I hadn’t realised that I could so easily use it as a bargaining chip. I claimed Toledo as my own and the very next turn, Philip got in touch to tell me that he wanted peace, BUT he wanted me to return the city to him. He was willing to pay handsomely but I was only interested in one thing. I asked for the Grail (and a huge pile of gold) in exchange for the city. He agreed and I placed it in Kyoto’s temple.
A symbol of another king’s faith, a reminder of conquest and humiliation, and – above all – a very handsome cup that people would almost definitely want to take photos of a few hundred years down the line.
(side note: I love the strategic map, pictured above)
Tourism is a long game and no matter how popular my cities were as attractions, I wouldn’t benefit until the modern era at the earliest. I was playing other games as well though, my cultural advances so ahead of their time that I was a full two eras ahead of two of my neighbours.
That’s important because Civ VI introduces the concept of casus belli, reasons to fight that lessen the negative diplomatic impact of declaring war, and with the colonial civic tech, any nation two eras ahead of another can declare war for almost no relationship loss in the wider world.

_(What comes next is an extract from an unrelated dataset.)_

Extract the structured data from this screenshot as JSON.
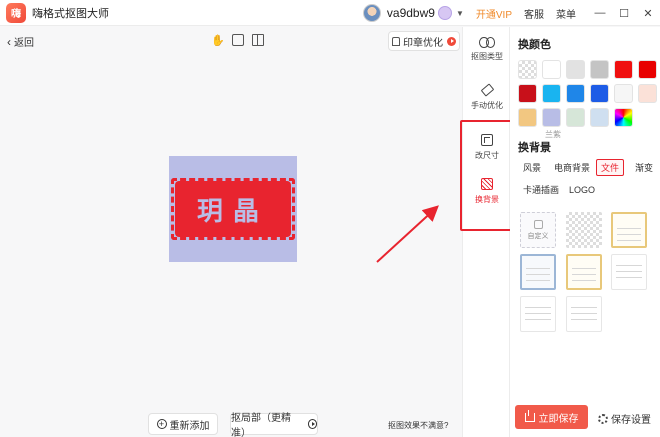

A grim historical truth that I was determined to take advantage of as I subdued Philip, preparing to dominate and destroy him completely once I could industrialise my military forces.
All that was to come though. For now, I had the Grail, I had my gaggle of disaffected writers and I had walls bristling with cannons. Japan was the most powerful nation in the known world but we heard rumours of other nations across the sea. It was time to visit the unknown world, and to see how the other half lived.
In part three, Japan meets America and a bond is forged, Spain burns, and the writers finally get to work. For more on Civilization VI, follow our coverage here.